[Data records for software interfaces]
*** Begin section ***

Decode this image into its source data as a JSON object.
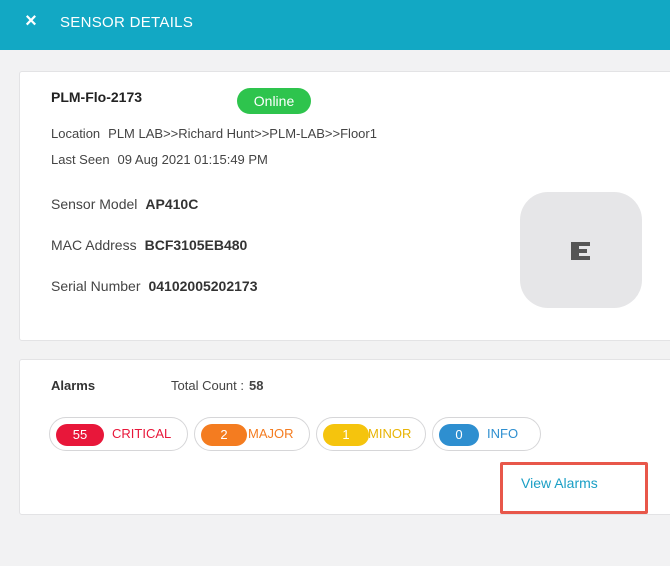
{
  "header": {
    "close_icon": "×",
    "title": "SENSOR DETAILS",
    "bg_color": "#12a8c4"
  },
  "sensor": {
    "name": "PLM-Flo-2173",
    "status": "Online",
    "status_color": "#2ec44d",
    "location_label": "Location",
    "location_value": "PLM LAB>>Richard Hunt>>PLM-LAB>>Floor1",
    "last_seen_label": "Last Seen",
    "last_seen_value": "09 Aug 2021 01:15:49 PM",
    "model_label": "Sensor Model",
    "model_value": "AP410C",
    "mac_label": "MAC Address",
    "mac_value": "BCF3105EB480",
    "serial_label": "Serial Number",
    "serial_value": "04102005202173",
    "image_icon": "extreme-networks-logo-icon"
  },
  "alarms": {
    "title": "Alarms",
    "total_label": "Total Count",
    "total_separator": ":",
    "total_value": "58",
    "badges": [
      {
        "count": "55",
        "label": "CRITICAL",
        "color": "#e8173a"
      },
      {
        "count": "2",
        "label": "MAJOR",
        "color": "#f47c20"
      },
      {
        "count": "1",
        "label": "MINOR",
        "color": "#f5c40d"
      },
      {
        "count": "0",
        "label": "INFO",
        "color": "#2e8fd0"
      }
    ],
    "view_link": "View Alarms"
  }
}
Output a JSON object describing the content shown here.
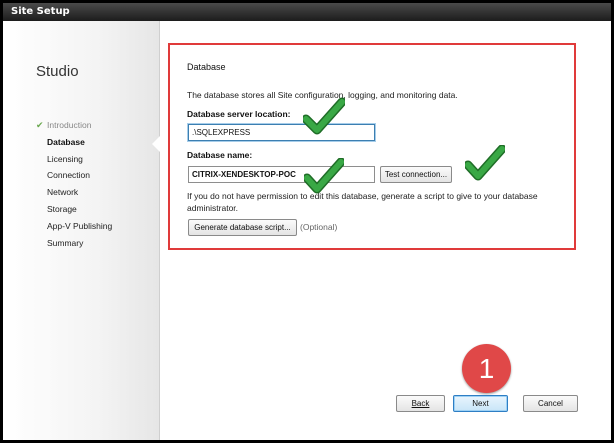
{
  "window": {
    "title": "Site Setup"
  },
  "sidebar": {
    "app_title": "Studio",
    "items": [
      {
        "label": "Introduction",
        "state": "completed"
      },
      {
        "label": "Database",
        "state": "active"
      },
      {
        "label": "Licensing",
        "state": "pending"
      },
      {
        "label": "Connection",
        "state": "pending"
      },
      {
        "label": "Network",
        "state": "pending"
      },
      {
        "label": "Storage",
        "state": "pending"
      },
      {
        "label": "App-V Publishing",
        "state": "pending"
      },
      {
        "label": "Summary",
        "state": "pending"
      }
    ]
  },
  "main": {
    "section_title": "Database",
    "description": "The database stores all Site configuration, logging, and monitoring data.",
    "server_location": {
      "label": "Database server location:",
      "value": ".\\SQLEXPRESS"
    },
    "database_name": {
      "label": "Database name:",
      "value": "CITRIX-XENDESKTOP-POC"
    },
    "test_connection_label": "Test connection...",
    "permission_help": "If you do not have permission to edit this database, generate a script to give to your database administrator.",
    "generate_script_label": "Generate database script...",
    "optional_label": "(Optional)"
  },
  "footer": {
    "back_label": "Back",
    "next_label": "Next",
    "cancel_label": "Cancel"
  },
  "annotations": {
    "step_badge": "1",
    "highlight_color": "#e03a3a",
    "checkmark_color": "#39a845",
    "badge_color": "#e04848",
    "checkmark_icon": "checkmark-icon"
  }
}
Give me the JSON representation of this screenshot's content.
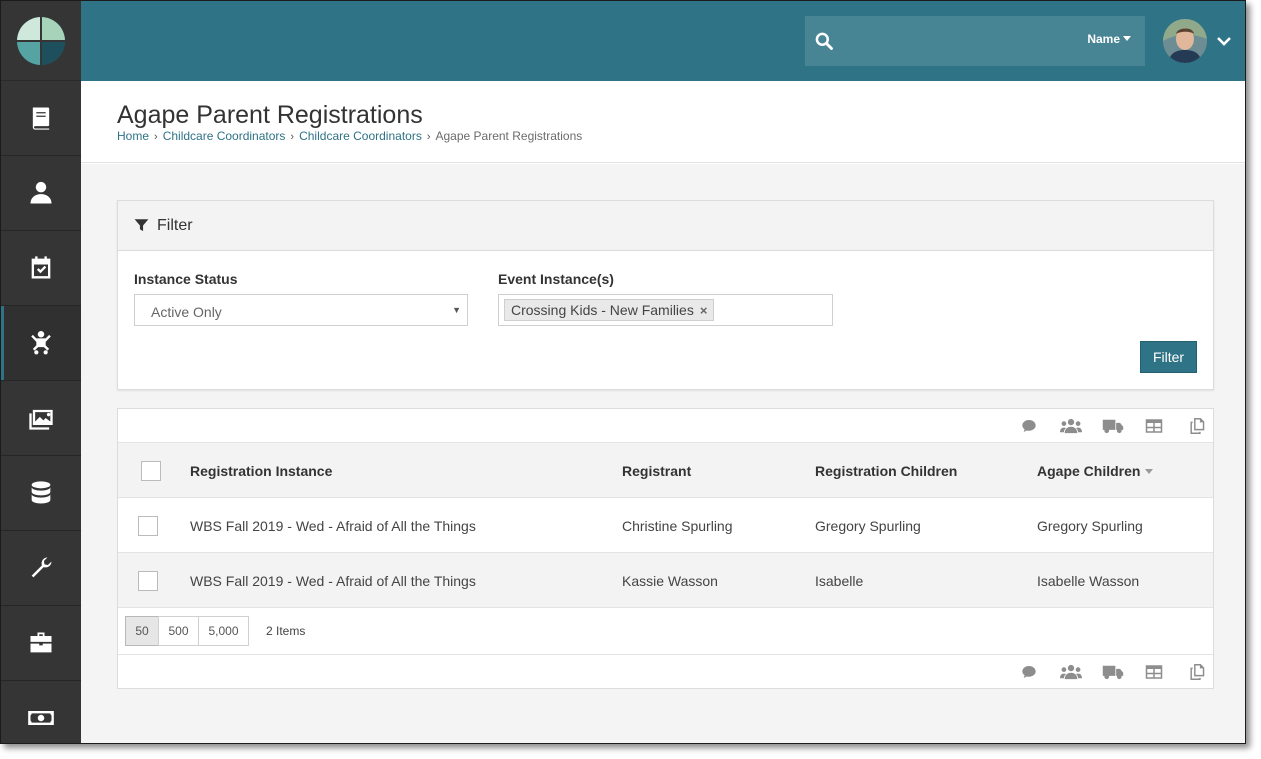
{
  "header": {
    "search_filter_label": "Name"
  },
  "sidebar": {
    "items": [
      {
        "icon": "book-icon"
      },
      {
        "icon": "person-icon"
      },
      {
        "icon": "calendar-check-icon"
      },
      {
        "icon": "child-icon",
        "active": true
      },
      {
        "icon": "images-icon"
      },
      {
        "icon": "database-icon"
      },
      {
        "icon": "wrench-icon"
      },
      {
        "icon": "briefcase-icon"
      },
      {
        "icon": "money-icon"
      }
    ]
  },
  "page": {
    "title": "Agape Parent Registrations",
    "breadcrumb": [
      "Home",
      "Childcare Coordinators",
      "Childcare Coordinators",
      "Agape Parent Registrations"
    ]
  },
  "filter": {
    "heading": "Filter",
    "instance_status_label": "Instance Status",
    "instance_status_value": "Active Only",
    "event_instances_label": "Event Instance(s)",
    "event_instances_chip": "Crossing Kids - New Families",
    "button_label": "Filter"
  },
  "grid": {
    "columns": [
      "Registration Instance",
      "Registrant",
      "Registration Children",
      "Agape Children"
    ],
    "rows": [
      {
        "instance": "WBS Fall 2019 - Wed - Afraid of All the Things",
        "registrant": "Christine Spurling",
        "reg_children": "Gregory Spurling",
        "agape_children": "Gregory Spurling"
      },
      {
        "instance": "WBS Fall 2019 - Wed - Afraid of All the Things",
        "registrant": "Kassie Wasson",
        "reg_children": "Isabelle",
        "agape_children": "Isabelle Wasson"
      }
    ],
    "page_sizes": [
      "50",
      "500",
      "5,000"
    ],
    "item_count": "2 Items",
    "action_icons": [
      "comment-icon",
      "users-icon",
      "truck-icon",
      "table-icon",
      "copy-icon"
    ]
  },
  "colors": {
    "brand": "#2e7386",
    "sidebar": "#353535"
  }
}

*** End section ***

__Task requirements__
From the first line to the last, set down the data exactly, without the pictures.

__Your solution__
Decode this image into its source data as a JSON object.
{
  "header": {
    "close_icon": "×",
    "title": "SENSOR DETAILS",
    "bg_color": "#12a8c4"
  },
  "sensor": {
    "name": "PLM-Flo-2173",
    "status": "Online",
    "status_color": "#2ec44d",
    "location_label": "Location",
    "location_value": "PLM LAB>>Richard Hunt>>PLM-LAB>>Floor1",
    "last_seen_label": "Last Seen",
    "last_seen_value": "09 Aug 2021 01:15:49 PM",
    "model_label": "Sensor Model",
    "model_value": "AP410C",
    "mac_label": "MAC Address",
    "mac_value": "BCF3105EB480",
    "serial_label": "Serial Number",
    "serial_value": "04102005202173",
    "image_icon": "extreme-networks-logo-icon"
  },
  "alarms": {
    "title": "Alarms",
    "total_label": "Total Count",
    "total_separator": ":",
    "total_value": "58",
    "badges": [
      {
        "count": "55",
        "label": "CRITICAL",
        "color": "#e8173a"
      },
      {
        "count": "2",
        "label": "MAJOR",
        "color": "#f47c20"
      },
      {
        "count": "1",
        "label": "MINOR",
        "color": "#f5c40d"
      },
      {
        "count": "0",
        "label": "INFO",
        "color": "#2e8fd0"
      }
    ],
    "view_link": "View Alarms"
  }
}
Output a JSON object describing the content shown here.
{
  "window": {
    "title": "Site Setup"
  },
  "sidebar": {
    "app_title": "Studio",
    "items": [
      {
        "label": "Introduction",
        "state": "completed"
      },
      {
        "label": "Database",
        "state": "active"
      },
      {
        "label": "Licensing",
        "state": "pending"
      },
      {
        "label": "Connection",
        "state": "pending"
      },
      {
        "label": "Network",
        "state": "pending"
      },
      {
        "label": "Storage",
        "state": "pending"
      },
      {
        "label": "App-V Publishing",
        "state": "pending"
      },
      {
        "label": "Summary",
        "state": "pending"
      }
    ]
  },
  "main": {
    "section_title": "Database",
    "description": "The database stores all Site configuration, logging, and monitoring data.",
    "server_location": {
      "label": "Database server location:",
      "value": ".\\SQLEXPRESS"
    },
    "database_name": {
      "label": "Database name:",
      "value": "CITRIX-XENDESKTOP-POC"
    },
    "test_connection_label": "Test connection...",
    "permission_help": "If you do not have permission to edit this database, generate a script to give to your database administrator.",
    "generate_script_label": "Generate database script...",
    "optional_label": "(Optional)"
  },
  "footer": {
    "back_label": "Back",
    "next_label": "Next",
    "cancel_label": "Cancel"
  },
  "annotations": {
    "step_badge": "1",
    "highlight_color": "#e03a3a",
    "checkmark_color": "#39a845",
    "badge_color": "#e04848",
    "checkmark_icon": "checkmark-icon"
  }
}
Give me the JSON representation of this screenshot's content.
{
  "header": {
    "search_filter_label": "Name"
  },
  "sidebar": {
    "items": [
      {
        "icon": "book-icon"
      },
      {
        "icon": "person-icon"
      },
      {
        "icon": "calendar-check-icon"
      },
      {
        "icon": "child-icon",
        "active": true
      },
      {
        "icon": "images-icon"
      },
      {
        "icon": "database-icon"
      },
      {
        "icon": "wrench-icon"
      },
      {
        "icon": "briefcase-icon"
      },
      {
        "icon": "money-icon"
      }
    ]
  },
  "page": {
    "title": "Agape Parent Registrations",
    "breadcrumb": [
      "Home",
      "Childcare Coordinators",
      "Childcare Coordinators",
      "Agape Parent Registrations"
    ]
  },
  "filter": {
    "heading": "Filter",
    "instance_status_label": "Instance Status",
    "instance_status_value": "Active Only",
    "event_instances_label": "Event Instance(s)",
    "event_instances_chip": "Crossing Kids - New Families",
    "button_label": "Filter"
  },
  "grid": {
    "columns": [
      "Registration Instance",
      "Registrant",
      "Registration Children",
      "Agape Children"
    ],
    "rows": [
      {
        "instance": "WBS Fall 2019 - Wed - Afraid of All the Things",
        "registrant": "Christine Spurling",
        "reg_children": "Gregory Spurling",
        "agape_children": "Gregory Spurling"
      },
      {
        "instance": "WBS Fall 2019 - Wed - Afraid of All the Things",
        "registrant": "Kassie Wasson",
        "reg_children": "Isabelle",
        "agape_children": "Isabelle Wasson"
      }
    ],
    "page_sizes": [
      "50",
      "500",
      "5,000"
    ],
    "item_count": "2 Items",
    "action_icons": [
      "comment-icon",
      "users-icon",
      "truck-icon",
      "table-icon",
      "copy-icon"
    ]
  },
  "colors": {
    "brand": "#2e7386",
    "sidebar": "#353535"
  }
}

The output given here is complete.